App and web page records:
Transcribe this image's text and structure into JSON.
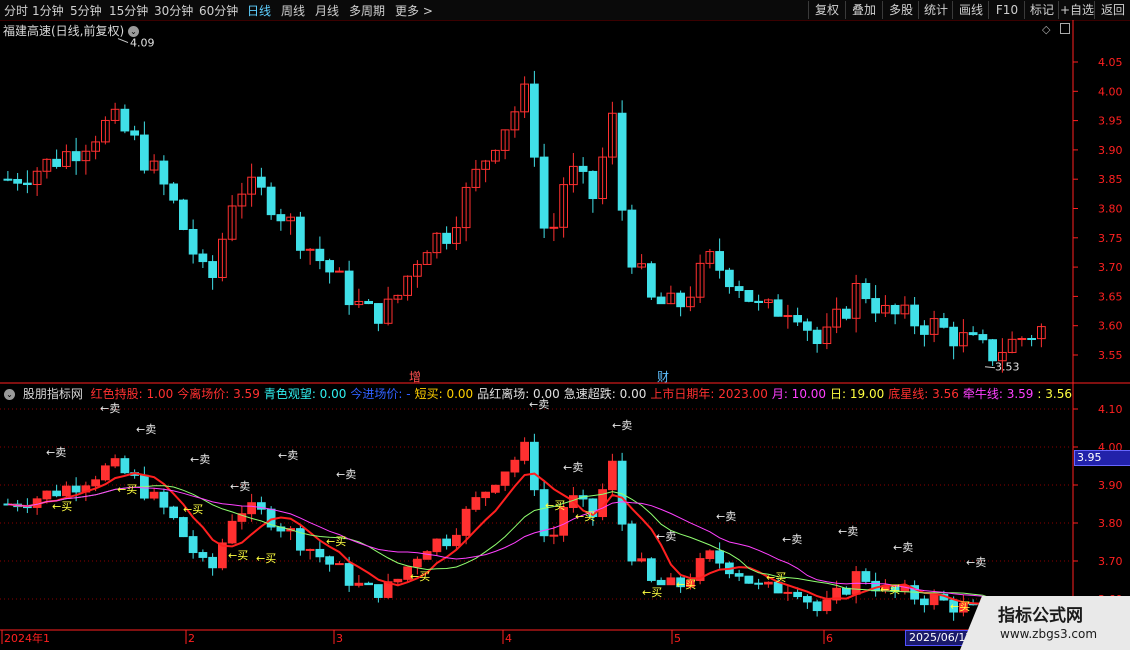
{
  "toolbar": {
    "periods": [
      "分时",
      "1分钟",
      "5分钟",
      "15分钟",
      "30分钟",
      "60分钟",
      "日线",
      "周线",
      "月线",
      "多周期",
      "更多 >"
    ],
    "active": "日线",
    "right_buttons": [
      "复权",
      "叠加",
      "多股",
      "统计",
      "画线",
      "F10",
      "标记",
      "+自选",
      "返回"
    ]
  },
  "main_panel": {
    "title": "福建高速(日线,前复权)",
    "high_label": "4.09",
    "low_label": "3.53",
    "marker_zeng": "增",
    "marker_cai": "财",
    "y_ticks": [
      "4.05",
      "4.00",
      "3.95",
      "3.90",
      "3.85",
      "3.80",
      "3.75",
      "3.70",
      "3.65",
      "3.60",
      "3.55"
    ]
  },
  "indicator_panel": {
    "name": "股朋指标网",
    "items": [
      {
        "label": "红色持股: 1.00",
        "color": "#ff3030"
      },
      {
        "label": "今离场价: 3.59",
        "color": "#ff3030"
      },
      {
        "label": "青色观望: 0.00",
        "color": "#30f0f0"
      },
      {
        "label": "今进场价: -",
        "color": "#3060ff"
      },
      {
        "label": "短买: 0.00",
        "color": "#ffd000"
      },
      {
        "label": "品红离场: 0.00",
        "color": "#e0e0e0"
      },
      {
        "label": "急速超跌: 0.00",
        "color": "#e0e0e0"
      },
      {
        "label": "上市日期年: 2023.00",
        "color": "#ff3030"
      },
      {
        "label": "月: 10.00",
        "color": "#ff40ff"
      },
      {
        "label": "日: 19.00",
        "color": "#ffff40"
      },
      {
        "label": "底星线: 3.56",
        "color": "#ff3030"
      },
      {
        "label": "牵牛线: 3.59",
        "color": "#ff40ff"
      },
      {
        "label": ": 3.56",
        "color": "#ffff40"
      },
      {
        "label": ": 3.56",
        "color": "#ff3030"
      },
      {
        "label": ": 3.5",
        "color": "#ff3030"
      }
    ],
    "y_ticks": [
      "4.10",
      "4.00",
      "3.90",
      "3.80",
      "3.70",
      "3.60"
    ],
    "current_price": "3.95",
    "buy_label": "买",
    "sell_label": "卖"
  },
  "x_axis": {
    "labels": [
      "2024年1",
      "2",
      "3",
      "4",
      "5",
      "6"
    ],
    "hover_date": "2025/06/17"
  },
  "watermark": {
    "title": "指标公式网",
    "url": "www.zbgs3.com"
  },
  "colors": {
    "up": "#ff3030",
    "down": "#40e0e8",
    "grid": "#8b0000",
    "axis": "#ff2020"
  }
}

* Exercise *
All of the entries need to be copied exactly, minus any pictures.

* Written reply *
Transcribe this image's text and structure into JSON.
{
  "toolbar": {
    "periods": [
      "分时",
      "1分钟",
      "5分钟",
      "15分钟",
      "30分钟",
      "60分钟",
      "日线",
      "周线",
      "月线",
      "多周期",
      "更多 >"
    ],
    "active": "日线",
    "right_buttons": [
      "复权",
      "叠加",
      "多股",
      "统计",
      "画线",
      "F10",
      "标记",
      "+自选",
      "返回"
    ]
  },
  "main_panel": {
    "title": "福建高速(日线,前复权)",
    "high_label": "4.09",
    "low_label": "3.53",
    "marker_zeng": "增",
    "marker_cai": "财",
    "y_ticks": [
      "4.05",
      "4.00",
      "3.95",
      "3.90",
      "3.85",
      "3.80",
      "3.75",
      "3.70",
      "3.65",
      "3.60",
      "3.55"
    ]
  },
  "indicator_panel": {
    "name": "股朋指标网",
    "items": [
      {
        "label": "红色持股: 1.00",
        "color": "#ff3030"
      },
      {
        "label": "今离场价: 3.59",
        "color": "#ff3030"
      },
      {
        "label": "青色观望: 0.00",
        "color": "#30f0f0"
      },
      {
        "label": "今进场价: -",
        "color": "#3060ff"
      },
      {
        "label": "短买: 0.00",
        "color": "#ffd000"
      },
      {
        "label": "品红离场: 0.00",
        "color": "#e0e0e0"
      },
      {
        "label": "急速超跌: 0.00",
        "color": "#e0e0e0"
      },
      {
        "label": "上市日期年: 2023.00",
        "color": "#ff3030"
      },
      {
        "label": "月: 10.00",
        "color": "#ff40ff"
      },
      {
        "label": "日: 19.00",
        "color": "#ffff40"
      },
      {
        "label": "底星线: 3.56",
        "color": "#ff3030"
      },
      {
        "label": "牵牛线: 3.59",
        "color": "#ff40ff"
      },
      {
        "label": ": 3.56",
        "color": "#ffff40"
      },
      {
        "label": ": 3.56",
        "color": "#ff3030"
      },
      {
        "label": ": 3.5",
        "color": "#ff3030"
      }
    ],
    "y_ticks": [
      "4.10",
      "4.00",
      "3.90",
      "3.80",
      "3.70",
      "3.60"
    ],
    "current_price": "3.95",
    "buy_label": "买",
    "sell_label": "卖"
  },
  "x_axis": {
    "labels": [
      "2024年1",
      "2",
      "3",
      "4",
      "5",
      "6"
    ],
    "hover_date": "2025/06/17"
  },
  "watermark": {
    "title": "指标公式网",
    "url": "www.zbgs3.com"
  },
  "colors": {
    "up": "#ff3030",
    "down": "#40e0e8",
    "grid": "#8b0000",
    "axis": "#ff2020"
  }
}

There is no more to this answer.